— RECORDS TO PROCESS —
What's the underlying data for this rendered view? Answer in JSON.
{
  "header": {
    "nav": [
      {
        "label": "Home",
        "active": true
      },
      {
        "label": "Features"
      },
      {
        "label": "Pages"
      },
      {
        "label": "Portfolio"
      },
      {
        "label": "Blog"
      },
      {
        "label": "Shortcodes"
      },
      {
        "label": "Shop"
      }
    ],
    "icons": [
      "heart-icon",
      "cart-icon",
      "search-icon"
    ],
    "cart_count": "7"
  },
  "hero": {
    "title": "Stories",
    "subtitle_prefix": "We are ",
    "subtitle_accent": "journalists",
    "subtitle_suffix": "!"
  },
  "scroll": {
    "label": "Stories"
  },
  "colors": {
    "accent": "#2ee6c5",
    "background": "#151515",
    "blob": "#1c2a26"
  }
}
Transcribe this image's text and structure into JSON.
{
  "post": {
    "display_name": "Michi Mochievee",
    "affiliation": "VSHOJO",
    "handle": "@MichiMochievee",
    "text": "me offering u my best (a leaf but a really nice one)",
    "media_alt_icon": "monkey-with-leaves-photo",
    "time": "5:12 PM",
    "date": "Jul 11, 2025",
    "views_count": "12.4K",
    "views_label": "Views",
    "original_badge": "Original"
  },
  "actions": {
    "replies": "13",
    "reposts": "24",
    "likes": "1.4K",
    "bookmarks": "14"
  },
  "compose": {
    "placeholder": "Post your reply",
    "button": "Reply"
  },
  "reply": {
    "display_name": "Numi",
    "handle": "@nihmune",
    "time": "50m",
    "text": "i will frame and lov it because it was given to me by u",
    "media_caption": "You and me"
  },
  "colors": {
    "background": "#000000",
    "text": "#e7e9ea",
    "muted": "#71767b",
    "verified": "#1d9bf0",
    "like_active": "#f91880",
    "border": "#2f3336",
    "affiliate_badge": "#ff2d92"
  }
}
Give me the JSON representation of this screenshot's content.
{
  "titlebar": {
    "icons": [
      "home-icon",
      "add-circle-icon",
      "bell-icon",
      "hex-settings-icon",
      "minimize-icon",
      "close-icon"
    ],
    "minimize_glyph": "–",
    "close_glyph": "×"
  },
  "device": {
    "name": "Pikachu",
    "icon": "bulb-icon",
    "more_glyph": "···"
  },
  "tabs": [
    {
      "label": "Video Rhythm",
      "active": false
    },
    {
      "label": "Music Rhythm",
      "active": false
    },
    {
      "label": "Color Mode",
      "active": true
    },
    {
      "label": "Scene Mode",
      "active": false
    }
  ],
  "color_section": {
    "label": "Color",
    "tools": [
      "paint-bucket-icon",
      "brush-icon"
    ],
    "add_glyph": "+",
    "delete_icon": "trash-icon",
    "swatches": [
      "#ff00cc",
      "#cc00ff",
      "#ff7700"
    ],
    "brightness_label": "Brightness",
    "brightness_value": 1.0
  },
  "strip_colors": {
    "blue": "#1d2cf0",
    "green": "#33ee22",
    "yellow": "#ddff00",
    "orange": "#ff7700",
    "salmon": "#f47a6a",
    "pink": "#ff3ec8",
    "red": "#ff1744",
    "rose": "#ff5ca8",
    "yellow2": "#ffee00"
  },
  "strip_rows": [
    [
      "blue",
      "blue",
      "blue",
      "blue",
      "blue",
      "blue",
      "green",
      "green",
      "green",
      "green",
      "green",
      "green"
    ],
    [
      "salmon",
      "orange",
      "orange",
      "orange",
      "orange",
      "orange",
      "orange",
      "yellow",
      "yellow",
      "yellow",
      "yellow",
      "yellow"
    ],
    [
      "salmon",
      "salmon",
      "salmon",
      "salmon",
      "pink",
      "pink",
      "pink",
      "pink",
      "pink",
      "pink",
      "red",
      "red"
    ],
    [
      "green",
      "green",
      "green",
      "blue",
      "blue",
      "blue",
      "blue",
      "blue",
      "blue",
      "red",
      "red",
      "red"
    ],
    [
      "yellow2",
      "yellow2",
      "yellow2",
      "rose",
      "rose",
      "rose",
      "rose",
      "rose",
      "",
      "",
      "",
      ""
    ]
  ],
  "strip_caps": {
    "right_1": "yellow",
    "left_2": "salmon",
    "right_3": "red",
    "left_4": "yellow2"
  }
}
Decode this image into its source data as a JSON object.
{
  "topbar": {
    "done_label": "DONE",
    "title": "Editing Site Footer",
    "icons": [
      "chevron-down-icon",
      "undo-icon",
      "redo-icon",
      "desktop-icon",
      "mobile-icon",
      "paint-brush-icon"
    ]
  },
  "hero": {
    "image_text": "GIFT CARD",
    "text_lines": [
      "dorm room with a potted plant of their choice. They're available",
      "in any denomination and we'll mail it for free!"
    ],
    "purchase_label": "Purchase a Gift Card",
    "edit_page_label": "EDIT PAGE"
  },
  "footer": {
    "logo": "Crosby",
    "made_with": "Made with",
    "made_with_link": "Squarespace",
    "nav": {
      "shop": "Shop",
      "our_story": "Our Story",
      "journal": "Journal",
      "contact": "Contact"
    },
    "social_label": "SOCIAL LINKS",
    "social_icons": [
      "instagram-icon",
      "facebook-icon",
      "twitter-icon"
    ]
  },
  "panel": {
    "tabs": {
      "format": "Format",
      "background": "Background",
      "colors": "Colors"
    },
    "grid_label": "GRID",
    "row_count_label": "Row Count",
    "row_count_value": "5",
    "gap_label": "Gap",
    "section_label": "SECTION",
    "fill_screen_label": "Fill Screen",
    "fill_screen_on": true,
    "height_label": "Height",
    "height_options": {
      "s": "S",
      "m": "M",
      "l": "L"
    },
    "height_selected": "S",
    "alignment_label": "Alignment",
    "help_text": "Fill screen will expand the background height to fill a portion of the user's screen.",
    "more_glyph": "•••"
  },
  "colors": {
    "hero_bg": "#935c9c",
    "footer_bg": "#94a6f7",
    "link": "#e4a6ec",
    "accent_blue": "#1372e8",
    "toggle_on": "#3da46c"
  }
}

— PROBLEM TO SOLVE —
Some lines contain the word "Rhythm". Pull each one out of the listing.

— SOLUTION BELOW —
      "label": "Video Rhythm",
      "label": "Music Rhythm",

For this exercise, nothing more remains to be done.